Alike binge drinking, binge eating is also not good for health, says a study.
But the scientists say binge eating affects men and women differently. Obese men who overeat that their female counterpart are more likely to have elevated cholesterol and high blood pressure, says the study.
According to the scientists, binge eating disorder is defined as repeated consumption of large quantities of food in a short period of time without some other compensatory activity like vomiting.
People with binge eating disorder also report feeling of a loss of control over their eating habits, says the researchers.
According to Tomoko Udo, lead author of the study, men are often misrepresented in the study of obesity and binge eating.
“People used to think binge eating was less common in men than women,” she said.
The researchers carried study on 190 people of which 141 were women and another 49 were men. The participants were seeking treatment for obesity and binge eating disorder in a primary care setting.
Even after adjusting for race and body mass index, men were three times as likely to meet the criteria for metabolic syndrome, a condition that increases the risk of cardiovascular disease.
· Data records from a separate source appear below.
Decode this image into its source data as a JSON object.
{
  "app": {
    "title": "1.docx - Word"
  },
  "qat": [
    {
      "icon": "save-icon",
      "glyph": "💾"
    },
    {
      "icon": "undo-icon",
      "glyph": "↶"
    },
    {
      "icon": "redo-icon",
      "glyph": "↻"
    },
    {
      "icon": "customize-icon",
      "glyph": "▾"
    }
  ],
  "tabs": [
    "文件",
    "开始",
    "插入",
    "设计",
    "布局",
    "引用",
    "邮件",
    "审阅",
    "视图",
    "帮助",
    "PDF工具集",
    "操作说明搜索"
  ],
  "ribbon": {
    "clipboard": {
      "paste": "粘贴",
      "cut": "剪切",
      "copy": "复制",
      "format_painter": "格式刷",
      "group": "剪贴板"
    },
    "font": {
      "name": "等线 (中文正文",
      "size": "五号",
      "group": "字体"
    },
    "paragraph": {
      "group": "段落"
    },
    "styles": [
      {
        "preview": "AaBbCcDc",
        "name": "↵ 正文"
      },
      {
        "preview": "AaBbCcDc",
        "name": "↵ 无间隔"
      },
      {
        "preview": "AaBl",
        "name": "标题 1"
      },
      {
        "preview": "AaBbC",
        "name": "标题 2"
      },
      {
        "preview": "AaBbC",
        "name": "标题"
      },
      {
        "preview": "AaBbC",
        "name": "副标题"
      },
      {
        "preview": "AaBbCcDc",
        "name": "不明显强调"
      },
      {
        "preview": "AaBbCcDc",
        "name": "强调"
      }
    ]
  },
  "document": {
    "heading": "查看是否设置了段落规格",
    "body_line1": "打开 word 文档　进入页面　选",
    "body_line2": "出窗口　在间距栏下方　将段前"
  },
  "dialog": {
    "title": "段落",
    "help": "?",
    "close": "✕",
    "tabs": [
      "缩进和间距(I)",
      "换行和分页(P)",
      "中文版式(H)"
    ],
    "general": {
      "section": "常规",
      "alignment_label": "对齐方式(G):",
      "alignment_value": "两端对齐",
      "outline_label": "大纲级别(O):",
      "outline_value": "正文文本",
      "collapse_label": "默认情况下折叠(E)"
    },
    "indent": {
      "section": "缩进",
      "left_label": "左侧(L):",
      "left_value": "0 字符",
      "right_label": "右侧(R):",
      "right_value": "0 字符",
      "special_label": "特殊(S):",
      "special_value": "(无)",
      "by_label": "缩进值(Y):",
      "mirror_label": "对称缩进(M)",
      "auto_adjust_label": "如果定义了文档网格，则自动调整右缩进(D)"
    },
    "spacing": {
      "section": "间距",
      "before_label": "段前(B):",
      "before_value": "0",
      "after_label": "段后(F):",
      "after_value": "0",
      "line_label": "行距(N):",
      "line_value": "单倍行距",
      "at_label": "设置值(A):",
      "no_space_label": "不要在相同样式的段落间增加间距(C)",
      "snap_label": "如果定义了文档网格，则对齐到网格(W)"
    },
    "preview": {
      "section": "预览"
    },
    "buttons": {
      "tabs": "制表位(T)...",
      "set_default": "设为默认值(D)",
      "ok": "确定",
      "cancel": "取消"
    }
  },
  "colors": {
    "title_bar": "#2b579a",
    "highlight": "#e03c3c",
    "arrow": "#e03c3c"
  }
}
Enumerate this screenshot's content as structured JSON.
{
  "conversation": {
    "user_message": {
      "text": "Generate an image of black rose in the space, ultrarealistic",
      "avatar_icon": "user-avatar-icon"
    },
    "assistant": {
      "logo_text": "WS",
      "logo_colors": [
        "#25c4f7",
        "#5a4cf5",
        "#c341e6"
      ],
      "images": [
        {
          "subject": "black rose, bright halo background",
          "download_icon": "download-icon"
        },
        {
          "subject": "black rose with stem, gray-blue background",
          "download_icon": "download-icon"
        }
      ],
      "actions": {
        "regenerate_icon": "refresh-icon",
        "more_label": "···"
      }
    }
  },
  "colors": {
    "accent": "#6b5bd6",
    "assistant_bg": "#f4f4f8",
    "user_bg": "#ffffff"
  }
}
The study group consisted of people who sought help with their weight, which may have a bearing on the higher incidence of metabolic syndrome seen in men, Udo said.
The study found few psychological differences between men and women with binge eating disorder.
Women were found more likely than men to become overweight earlier and to attempt dieting earlier and men were more likely to say that they engaged in strenuous physical activity in an attempt to lose weight.
The study was published in the journal General Hospital Psychiatry.